[Material provided]

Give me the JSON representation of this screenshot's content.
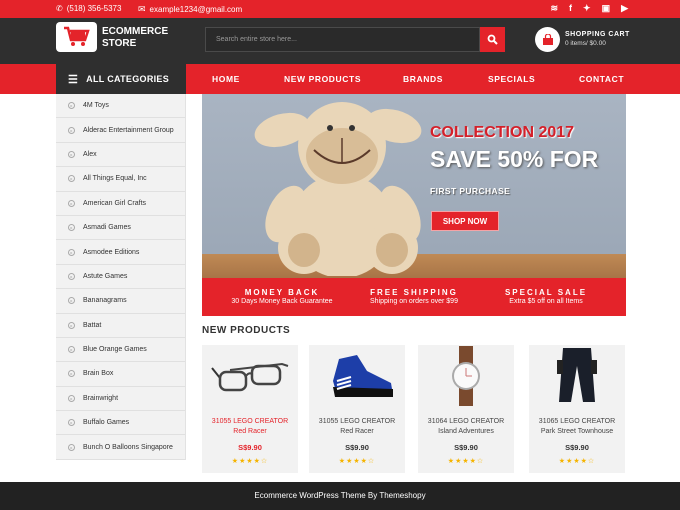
{
  "topbar": {
    "phone": "(518) 356-5373",
    "email": "example1234@gmail.com",
    "social": [
      "rss-icon",
      "facebook-icon",
      "twitter-icon",
      "instagram-icon",
      "youtube-icon"
    ]
  },
  "header": {
    "logo_line1": "ECOMMERCE",
    "logo_line2": "STORE",
    "search_placeholder": "Search entire store here...",
    "cart_title": "SHOPPING CART",
    "cart_sub": "0 items/ $0.00"
  },
  "nav": {
    "all_categories": "ALL CATEGORIES",
    "items": [
      "HOME",
      "NEW PRODUCTS",
      "BRANDS",
      "SPECIALS",
      "CONTACT"
    ]
  },
  "sidebar": {
    "items": [
      "4M Toys",
      "Alderac Entertainment Group",
      "Alex",
      "All Things Equal, Inc",
      "American Girl Crafts",
      "Asmadi Games",
      "Asmodee Editions",
      "Astute Games",
      "Bananagrams",
      "Battat",
      "Blue Orange Games",
      "Brain Box",
      "Brainwright",
      "Buffalo Games",
      "Bunch O Balloons Singapore"
    ]
  },
  "banner": {
    "title1": "COLLECTION 2017",
    "title2": "SAVE 50% FOR",
    "subtitle": "FIRST PURCHASE",
    "button": "SHOP NOW"
  },
  "features": [
    {
      "title": "MONEY BACK",
      "sub": "30 Days Money Back Guarantee"
    },
    {
      "title": "FREE SHIPPING",
      "sub": "Shipping on orders over $99"
    },
    {
      "title": "SPECIAL SALE",
      "sub": "Extra $5 off on all Items"
    }
  ],
  "new_products": {
    "title": "NEW PRODUCTS",
    "items": [
      {
        "name1": "31055 LEGO CREATOR",
        "name2": "Red Racer",
        "price": "S$9.90",
        "rating": 4,
        "image": "glasses"
      },
      {
        "name1": "31055 LEGO CREATOR",
        "name2": "Red Racer",
        "price": "S$9.90",
        "rating": 4,
        "image": "sneaker"
      },
      {
        "name1": "31064 LEGO CREATOR",
        "name2": "Island Adventures",
        "price": "S$9.90",
        "rating": 4,
        "image": "watch"
      },
      {
        "name1": "31065 LEGO CREATOR",
        "name2": "Park Street Townhouse",
        "price": "S$9.90",
        "rating": 4,
        "image": "trousers"
      }
    ]
  },
  "footer": {
    "text": "Ecommerce WordPress Theme By Themeshopy"
  },
  "colors": {
    "accent": "#e4232a",
    "dark": "#2f2f2f",
    "footer": "#222222",
    "star": "#f5b400"
  }
}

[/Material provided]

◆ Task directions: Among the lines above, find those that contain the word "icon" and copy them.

◆ Exercise solution:
      "rss-icon",
      "facebook-icon",
      "twitter-icon",
      "instagram-icon",
      "youtube-icon"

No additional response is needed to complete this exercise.